Supply remains steady at 9.13 m sq ft
•Total office supply in the Thames Valley at the end of Q3 2016 stands at 9.13m sq ft, 4% down against the end of Q3 2015.
•The proportion of grade A supply is now 50% of the total, compared with 45% in Q3 2015.
Supply has increased to 7.23 years of supply overall, compared with 4.5 years of supply at the end of 2015. Grade A years of supply has slightly risen from 3.16 years to 5.83 years between Q1 and Q3 2016 – a consequence of the poor take-up levels seen in Q3.
Investment market review
The value of investments transacted in the Thames Valley during Q3 2016 totalled £452.25m across 11 transactions. The most notable of the quarter was the sale of the BP Campus in Sunbury to Spelthorne Council for £360m, which makes up 65% of the total volume. This represents a decrease on the Q2 total of £761.83m, albeit 70% of this was attributable to the £526m sale of Green Park in Reading. There was a noticeable decrease in the availability of office investments, as well as transaction activity, in July and August after the UK Referendum, a period in which investors had to adjust to a more uncertain market landscape. However, post the summer break, September alone saw over £121m worth of office investments being launched in the Thames Valley, a significant increase in market activity from the months prior.
The total transaction volume in the Thames Valley for 2015 was £2.065bn, compared to a 2014 total of £1.225bn. Total transaction volume for the 2016 year to date stands at £1.44bn, with approximately £120m of property under offer and a further £333.5m of current availability. Based on these figures, we forecast the total 2016 transactional volume to reach close to £2bn, which may come as a surprise given the challenges the market has experienced in the year to date. Albeit this volume has largely been maintained due to a few notably large transactions, as we have currently only witnessed 50% of the usual trend in terms of the number of transactions to have occurred.
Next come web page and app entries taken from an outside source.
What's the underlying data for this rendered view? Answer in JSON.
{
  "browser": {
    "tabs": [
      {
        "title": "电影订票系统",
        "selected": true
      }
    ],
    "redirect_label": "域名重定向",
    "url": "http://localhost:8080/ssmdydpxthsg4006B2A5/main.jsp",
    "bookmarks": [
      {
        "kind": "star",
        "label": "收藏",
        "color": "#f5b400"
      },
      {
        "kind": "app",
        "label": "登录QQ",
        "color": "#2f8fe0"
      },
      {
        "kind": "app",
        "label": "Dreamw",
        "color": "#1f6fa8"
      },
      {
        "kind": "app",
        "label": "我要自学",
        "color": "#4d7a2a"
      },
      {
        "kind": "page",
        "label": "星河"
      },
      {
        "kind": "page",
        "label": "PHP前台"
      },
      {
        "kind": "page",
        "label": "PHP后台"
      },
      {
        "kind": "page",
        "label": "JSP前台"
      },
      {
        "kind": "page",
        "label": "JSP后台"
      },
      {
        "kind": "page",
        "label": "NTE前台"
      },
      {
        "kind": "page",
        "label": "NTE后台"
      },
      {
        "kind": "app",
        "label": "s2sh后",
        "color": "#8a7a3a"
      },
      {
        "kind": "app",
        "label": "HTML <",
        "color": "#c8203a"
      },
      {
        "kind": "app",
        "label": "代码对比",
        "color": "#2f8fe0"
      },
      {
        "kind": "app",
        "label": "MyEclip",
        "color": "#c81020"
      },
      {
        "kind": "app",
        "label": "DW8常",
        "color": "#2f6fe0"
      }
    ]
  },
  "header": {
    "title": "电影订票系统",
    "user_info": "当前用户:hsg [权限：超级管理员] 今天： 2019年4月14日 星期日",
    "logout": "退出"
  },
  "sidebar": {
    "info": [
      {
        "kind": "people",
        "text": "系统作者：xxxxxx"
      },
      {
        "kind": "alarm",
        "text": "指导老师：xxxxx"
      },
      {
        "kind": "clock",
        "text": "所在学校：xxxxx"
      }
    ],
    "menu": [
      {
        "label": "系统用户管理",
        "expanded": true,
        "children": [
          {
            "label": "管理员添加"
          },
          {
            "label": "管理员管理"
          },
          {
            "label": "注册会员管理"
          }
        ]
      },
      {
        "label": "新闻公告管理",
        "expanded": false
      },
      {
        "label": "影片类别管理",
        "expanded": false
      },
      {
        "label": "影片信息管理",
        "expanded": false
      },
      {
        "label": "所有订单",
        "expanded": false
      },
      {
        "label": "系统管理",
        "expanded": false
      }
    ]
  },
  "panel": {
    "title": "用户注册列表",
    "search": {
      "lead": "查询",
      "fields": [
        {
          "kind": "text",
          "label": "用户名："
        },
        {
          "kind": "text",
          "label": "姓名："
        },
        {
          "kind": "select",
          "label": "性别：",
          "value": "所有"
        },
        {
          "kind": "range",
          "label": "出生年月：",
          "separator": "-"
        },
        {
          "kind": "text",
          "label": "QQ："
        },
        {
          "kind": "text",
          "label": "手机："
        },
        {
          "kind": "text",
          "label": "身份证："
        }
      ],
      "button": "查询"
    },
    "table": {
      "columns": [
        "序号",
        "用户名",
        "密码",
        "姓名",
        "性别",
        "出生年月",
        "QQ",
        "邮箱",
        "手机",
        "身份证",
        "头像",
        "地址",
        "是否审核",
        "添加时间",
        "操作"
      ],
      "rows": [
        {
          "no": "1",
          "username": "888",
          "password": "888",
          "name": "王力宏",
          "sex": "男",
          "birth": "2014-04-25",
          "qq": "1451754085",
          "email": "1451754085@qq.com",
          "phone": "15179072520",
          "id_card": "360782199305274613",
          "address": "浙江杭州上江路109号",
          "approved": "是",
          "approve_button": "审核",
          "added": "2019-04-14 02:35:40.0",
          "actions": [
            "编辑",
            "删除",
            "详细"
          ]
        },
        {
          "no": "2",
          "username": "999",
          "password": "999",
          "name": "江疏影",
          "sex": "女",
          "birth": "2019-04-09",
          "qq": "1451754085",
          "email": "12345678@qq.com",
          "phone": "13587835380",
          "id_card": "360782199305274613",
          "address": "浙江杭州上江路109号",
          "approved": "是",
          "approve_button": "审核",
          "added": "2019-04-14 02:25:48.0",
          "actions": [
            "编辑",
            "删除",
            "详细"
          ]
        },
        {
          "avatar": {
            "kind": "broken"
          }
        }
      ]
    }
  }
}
Key investment deals
The key transactions below highlight the current investor appetite for lower risk assets that benefit from defensive property fundamentals. There is on-going evidence that values are being upheld for secure income in well-established office locations. Value is also being upheld for buildings that benefit from change of use potential such as the New Century Place transaction below, although developers are more cautious on void risk than prior to the EU Referendum.
British Petroleum completed the sale and leaseback of part of their Sunbury Campus in a £360m transaction to the Spelthorne Borough Council. The buildings will be leased back to BP for a further 20 years. The site comprises 11 office buildings which provide 620,000 sq ft of accommodation, with surrounding land and car parks.
Columbia Threadneedle completed the sale of Wey House, a single-let office building in the Guildford Town Centre to the Guildford Borough Council. The building was purchased for £22.65m, equating to a net initial yield of 5.10%. The building is leased to the strong legal covenant of Stevens & Bolton LLP for a further 10.5 years.
High Wycombe Borough Council has purchased Sword House in High Wycombe for £6.6m equating to a net initial yield of 5.88%. Oaktree Capital sold the building which is currently let to the Energizer group for 83 years.
Schroders has successfully completed the sale of One & Two New Century Place in Reading. The building was sold to a private purchaser for £10m at a net initial yield of 8.50%. The buildings benefit from change of use potential subject to planning consent.